- [RECORD EXTRACTS]
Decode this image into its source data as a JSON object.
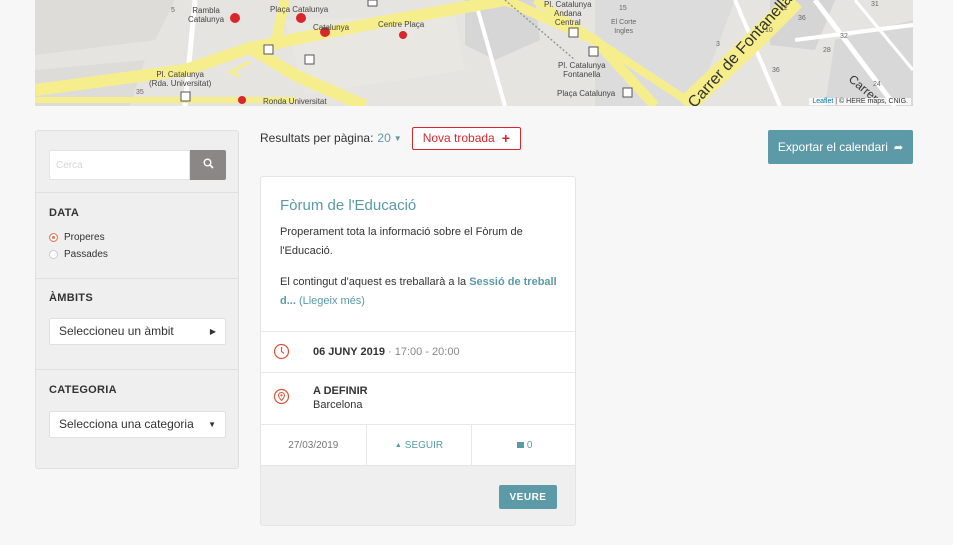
{
  "map": {
    "labels": [
      {
        "text": "5"
      },
      {
        "text": "Rambla\nCatalunya"
      },
      {
        "text": "Plaça Catalunya"
      },
      {
        "text": "Catalunya"
      },
      {
        "text": "Centre Plaça"
      },
      {
        "text": "Pl. Catalunya\n(Rda. Universitat)"
      },
      {
        "text": "Ronda Universitat"
      },
      {
        "text": "Pl. Catalunya\nAndana\nCentral"
      },
      {
        "text": "El Corte\nIngles"
      },
      {
        "text": "Pl. Catalunya\nFontanella"
      },
      {
        "text": "Plaça Catalunya"
      },
      {
        "text": "35"
      },
      {
        "text": "15"
      },
      {
        "text": "3"
      },
      {
        "text": "10"
      },
      {
        "text": "12"
      },
      {
        "text": "36"
      },
      {
        "text": "32"
      },
      {
        "text": "28"
      },
      {
        "text": "36"
      },
      {
        "text": "24"
      },
      {
        "text": "31"
      }
    ],
    "road_label_1": "Carrer de Fontanella",
    "road_label_2": "Carrer",
    "attribution_leaflet": "Leaflet",
    "attribution_rest": " | © HERE maps, CNIG."
  },
  "sidebar": {
    "search_placeholder": "Cerca",
    "data_title": "DATA",
    "radio_upcoming": "Properes",
    "radio_past": "Passades",
    "ambits_title": "ÀMBITS",
    "ambits_select": "Seleccioneu un àmbit",
    "categoria_title": "CATEGORIA",
    "categoria_select": "Selecciona una categoria"
  },
  "toolbar": {
    "per_page_label": "Resultats per pàgina:",
    "per_page_value": "20",
    "new_button": "Nova trobada",
    "export_button": "Exportar el calendari"
  },
  "card": {
    "title": "Fòrum de l'Educació",
    "desc": "Properament tota la informació sobre el Fòrum de l'Educació.",
    "desc2_prefix": "El contingut d'aquest es treballarà a la ",
    "desc2_link": "Sessió de treball d...",
    "desc2_more": " (Llegeix més)",
    "date": "06 JUNY 2019",
    "time_sep": " · ",
    "time": "17:00 - 20:00",
    "location_name": "A DEFINIR",
    "location_city": "Barcelona",
    "created": "27/03/2019",
    "follow": "SEGUIR",
    "comments": "0",
    "view_button": "VEURE"
  },
  "colors": {
    "accent": "#5b9aa6",
    "danger": "#d9262c",
    "radio_on": "#e07555"
  }
}
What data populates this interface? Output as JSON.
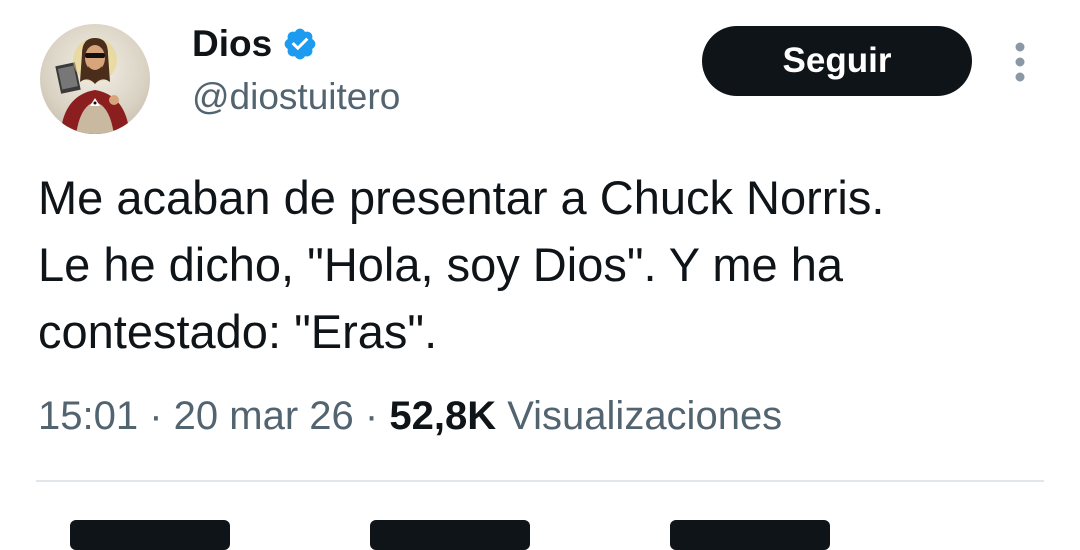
{
  "tweet": {
    "author": {
      "display_name": "Dios",
      "handle": "@diostuitero",
      "verified": true,
      "avatar_icon": "jesus-portrait-avatar"
    },
    "follow_button_label": "Seguir",
    "more_icon": "more-vertical-icon",
    "text_lines": [
      "Me acaban de presentar a Chuck Norris.",
      "Le he dicho, \"Hola, soy Dios\". Y me ha",
      "contestado: \"Eras\"."
    ],
    "time": "15:01",
    "separator": "·",
    "date": "20 mar 26",
    "views_count": "52,8K",
    "views_label": "Visualizaciones"
  },
  "colors": {
    "text_primary": "#0f1419",
    "text_secondary": "#536471",
    "verified_blue": "#1d9bf0",
    "button_bg": "#0f1419",
    "button_text": "#ffffff",
    "divider": "#e1e6ea"
  }
}
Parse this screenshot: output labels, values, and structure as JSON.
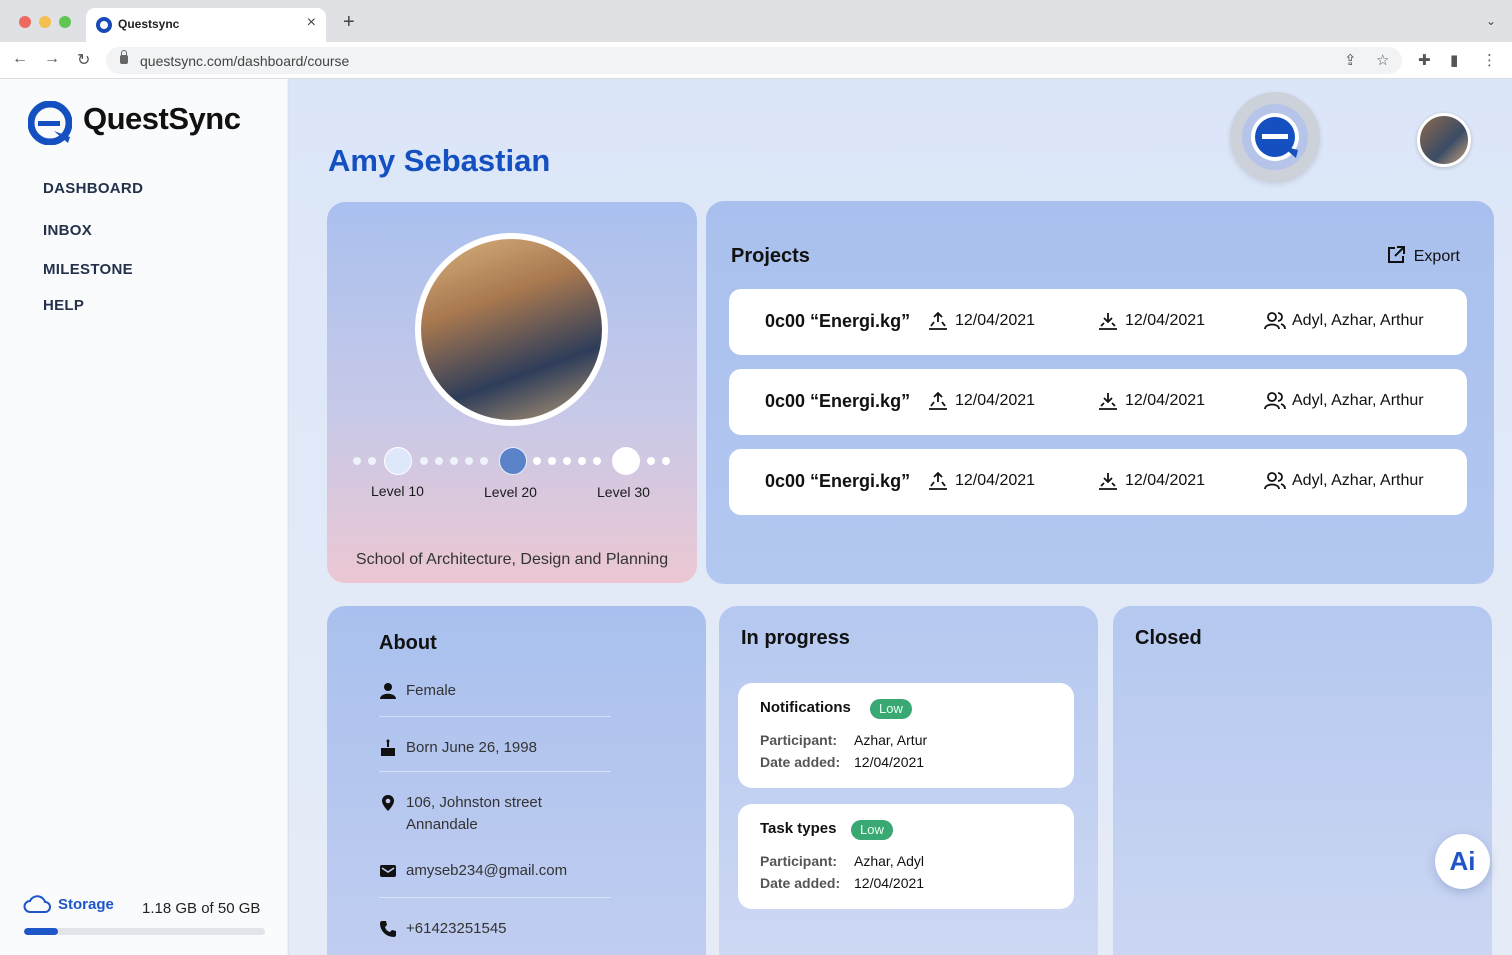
{
  "browser": {
    "tab_title": "Questsync",
    "url": "questsync.com/dashboard/course"
  },
  "brand": {
    "name": "QuestSync",
    "accent": "#1550c0"
  },
  "sidebar": {
    "items": [
      {
        "label": "DASHBOARD"
      },
      {
        "label": "INBOX"
      },
      {
        "label": "MILESTONE"
      },
      {
        "label": "HELP"
      }
    ],
    "storage": {
      "label": "Storage",
      "value": "1.18 GB of 50 GB",
      "fraction_used": 0.14
    }
  },
  "profile": {
    "name": "Amy Sebastian",
    "school": "School of Architecture, Design and Planning",
    "levels": [
      "Level 10",
      "Level 20",
      "Level 30"
    ],
    "current_level_index": 1
  },
  "projects": {
    "title": "Projects",
    "export_label": "Export",
    "rows": [
      {
        "name": "0c00 “Energi.kg”",
        "start": "12/04/2021",
        "end": "12/04/2021",
        "team": "Adyl, Azhar, Arthur"
      },
      {
        "name": "0c00 “Energi.kg”",
        "start": "12/04/2021",
        "end": "12/04/2021",
        "team": "Adyl, Azhar, Arthur"
      },
      {
        "name": "0c00 “Energi.kg”",
        "start": "12/04/2021",
        "end": "12/04/2021",
        "team": "Adyl, Azhar, Arthur"
      }
    ]
  },
  "about": {
    "title": "About",
    "gender": "Female",
    "birth": "Born June 26, 1998",
    "address_line1": "106, Johnston street",
    "address_line2": "Annandale",
    "email": "amyseb234@gmail.com",
    "phone": "+61423251545"
  },
  "in_progress": {
    "title": "In progress",
    "participant_label": "Participant:",
    "date_label": "Date added:",
    "tasks": [
      {
        "name": "Notifications",
        "priority": "Low",
        "participant": "Azhar, Artur",
        "date": "12/04/2021"
      },
      {
        "name": "Task types",
        "priority": "Low",
        "participant": "Azhar, Adyl",
        "date": "12/04/2021"
      }
    ]
  },
  "closed": {
    "title": "Closed"
  },
  "ai_button": {
    "label": "Ai"
  }
}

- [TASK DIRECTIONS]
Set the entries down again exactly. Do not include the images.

- [RESPONSE BELOW]
Decode this image into its source data as a JSON object.
{
  "map": {
    "labels": [
      {
        "text": "5"
      },
      {
        "text": "Rambla\nCatalunya"
      },
      {
        "text": "Plaça Catalunya"
      },
      {
        "text": "Catalunya"
      },
      {
        "text": "Centre Plaça"
      },
      {
        "text": "Pl. Catalunya\n(Rda. Universitat)"
      },
      {
        "text": "Ronda Universitat"
      },
      {
        "text": "Pl. Catalunya\nAndana\nCentral"
      },
      {
        "text": "El Corte\nIngles"
      },
      {
        "text": "Pl. Catalunya\nFontanella"
      },
      {
        "text": "Plaça Catalunya"
      },
      {
        "text": "35"
      },
      {
        "text": "15"
      },
      {
        "text": "3"
      },
      {
        "text": "10"
      },
      {
        "text": "12"
      },
      {
        "text": "36"
      },
      {
        "text": "32"
      },
      {
        "text": "28"
      },
      {
        "text": "36"
      },
      {
        "text": "24"
      },
      {
        "text": "31"
      }
    ],
    "road_label_1": "Carrer de Fontanella",
    "road_label_2": "Carrer",
    "attribution_leaflet": "Leaflet",
    "attribution_rest": " | © HERE maps, CNIG."
  },
  "sidebar": {
    "search_placeholder": "Cerca",
    "data_title": "DATA",
    "radio_upcoming": "Properes",
    "radio_past": "Passades",
    "ambits_title": "ÀMBITS",
    "ambits_select": "Seleccioneu un àmbit",
    "categoria_title": "CATEGORIA",
    "categoria_select": "Selecciona una categoria"
  },
  "toolbar": {
    "per_page_label": "Resultats per pàgina:",
    "per_page_value": "20",
    "new_button": "Nova trobada",
    "export_button": "Exportar el calendari"
  },
  "card": {
    "title": "Fòrum de l'Educació",
    "desc": "Properament tota la informació sobre el Fòrum de l'Educació.",
    "desc2_prefix": "El contingut d'aquest es treballarà a la ",
    "desc2_link": "Sessió de treball d...",
    "desc2_more": " (Llegeix més)",
    "date": "06 JUNY 2019",
    "time_sep": " · ",
    "time": "17:00 - 20:00",
    "location_name": "A DEFINIR",
    "location_city": "Barcelona",
    "created": "27/03/2019",
    "follow": "SEGUIR",
    "comments": "0",
    "view_button": "VEURE"
  },
  "colors": {
    "accent": "#5b9aa6",
    "danger": "#d9262c",
    "radio_on": "#e07555"
  }
}
What data populates this interface? Output as JSON.
{
  "tweet": {
    "author": {
      "display_name": "Dios",
      "handle": "@diostuitero",
      "verified": true,
      "avatar_icon": "jesus-portrait-avatar"
    },
    "follow_button_label": "Seguir",
    "more_icon": "more-vertical-icon",
    "text_lines": [
      "Me acaban de presentar a Chuck Norris.",
      "Le he dicho, \"Hola, soy Dios\". Y me ha",
      "contestado: \"Eras\"."
    ],
    "time": "15:01",
    "separator": "·",
    "date": "20 mar 26",
    "views_count": "52,8K",
    "views_label": "Visualizaciones"
  },
  "colors": {
    "text_primary": "#0f1419",
    "text_secondary": "#536471",
    "verified_blue": "#1d9bf0",
    "button_bg": "#0f1419",
    "button_text": "#ffffff",
    "divider": "#e1e6ea"
  }
}
Parse this screenshot: output labels, values, and structure as JSON.
{
  "browser": {
    "tab_title": "Questsync",
    "url": "questsync.com/dashboard/course"
  },
  "brand": {
    "name": "QuestSync",
    "accent": "#1550c0"
  },
  "sidebar": {
    "items": [
      {
        "label": "DASHBOARD"
      },
      {
        "label": "INBOX"
      },
      {
        "label": "MILESTONE"
      },
      {
        "label": "HELP"
      }
    ],
    "storage": {
      "label": "Storage",
      "value": "1.18 GB of 50 GB",
      "fraction_used": 0.14
    }
  },
  "profile": {
    "name": "Amy Sebastian",
    "school": "School of Architecture, Design and Planning",
    "levels": [
      "Level 10",
      "Level 20",
      "Level 30"
    ],
    "current_level_index": 1
  },
  "projects": {
    "title": "Projects",
    "export_label": "Export",
    "rows": [
      {
        "name": "0c00 “Energi.kg”",
        "start": "12/04/2021",
        "end": "12/04/2021",
        "team": "Adyl, Azhar, Arthur"
      },
      {
        "name": "0c00 “Energi.kg”",
        "start": "12/04/2021",
        "end": "12/04/2021",
        "team": "Adyl, Azhar, Arthur"
      },
      {
        "name": "0c00 “Energi.kg”",
        "start": "12/04/2021",
        "end": "12/04/2021",
        "team": "Adyl, Azhar, Arthur"
      }
    ]
  },
  "about": {
    "title": "About",
    "gender": "Female",
    "birth": "Born June 26, 1998",
    "address_line1": "106, Johnston street",
    "address_line2": "Annandale",
    "email": "amyseb234@gmail.com",
    "phone": "+61423251545"
  },
  "in_progress": {
    "title": "In progress",
    "participant_label": "Participant:",
    "date_label": "Date added:",
    "tasks": [
      {
        "name": "Notifications",
        "priority": "Low",
        "participant": "Azhar, Artur",
        "date": "12/04/2021"
      },
      {
        "name": "Task types",
        "priority": "Low",
        "participant": "Azhar, Adyl",
        "date": "12/04/2021"
      }
    ]
  },
  "closed": {
    "title": "Closed"
  },
  "ai_button": {
    "label": "Ai"
  }
}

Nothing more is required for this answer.